(Beginning of Source records)

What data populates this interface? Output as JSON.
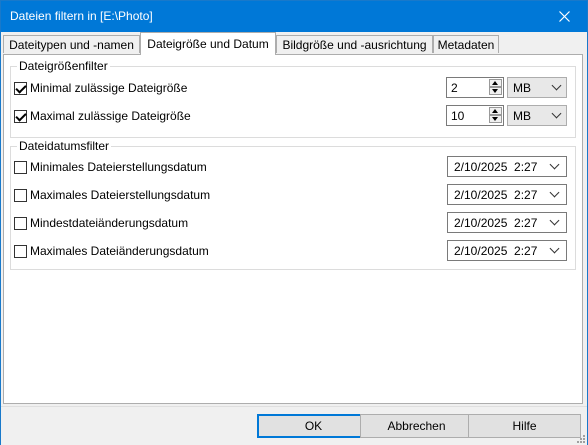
{
  "window": {
    "title": "Dateien filtern in [E:\\Photo]"
  },
  "tabs": [
    {
      "label": "Dateitypen und -namen",
      "active": false
    },
    {
      "label": "Dateigröße und Datum",
      "active": true
    },
    {
      "label": "Bildgröße und -ausrichtung",
      "active": false
    },
    {
      "label": "Metadaten",
      "active": false
    }
  ],
  "size_filter": {
    "legend": "Dateigrößenfilter",
    "rows": [
      {
        "label": "Minimal zulässige Dateigröße",
        "checked": true,
        "value": "2",
        "unit": "MB"
      },
      {
        "label": "Maximal zulässige Dateigröße",
        "checked": true,
        "value": "10",
        "unit": "MB"
      }
    ]
  },
  "date_filter": {
    "legend": "Dateidatumsfilter",
    "rows": [
      {
        "label": "Minimales Dateierstellungsdatum",
        "checked": false,
        "value": "2/10/2025  2:27"
      },
      {
        "label": "Maximales Dateierstellungsdatum",
        "checked": false,
        "value": "2/10/2025  2:27"
      },
      {
        "label": "Mindestdateiänderungsdatum",
        "checked": false,
        "value": "2/10/2025  2:27"
      },
      {
        "label": "Maximales Dateiänderungsdatum",
        "checked": false,
        "value": "2/10/2025  2:27"
      }
    ]
  },
  "buttons": {
    "ok": "OK",
    "cancel": "Abbrechen",
    "help": "Hilfe"
  },
  "colors": {
    "titlebar": "#0078d7",
    "default_button_border": "#0078d7"
  }
}
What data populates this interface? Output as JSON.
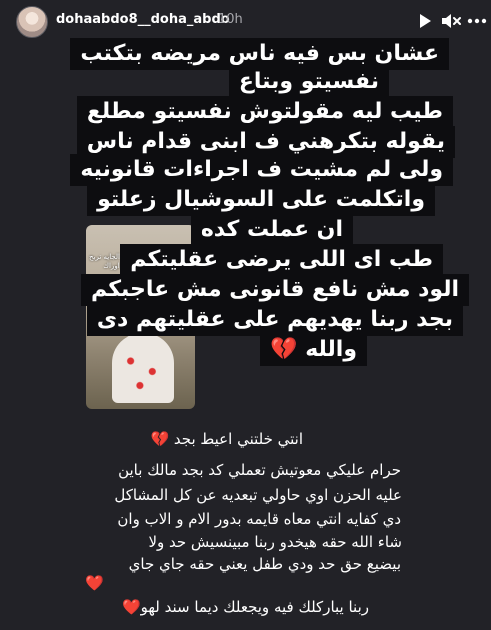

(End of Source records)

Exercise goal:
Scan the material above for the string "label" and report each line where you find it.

Reply to the exercise:
      "label": "Dateitypen und -namen",
      "label": "Dateigröße und Datum",
      "label": "Bildgröße und -ausrichtung",
      "label": "Metadaten",
        "label": "Minimal zulässige Dateigröße",
        "label": "Maximal zulässige Dateigröße",
        "label": "Minimales Dateierstellungsdatum",
        "label": "Maximales Dateierstellungsdatum",
        "label": "Mindestdateiänderungsdatum",
        "label": "Maximales Dateiänderungsdatum",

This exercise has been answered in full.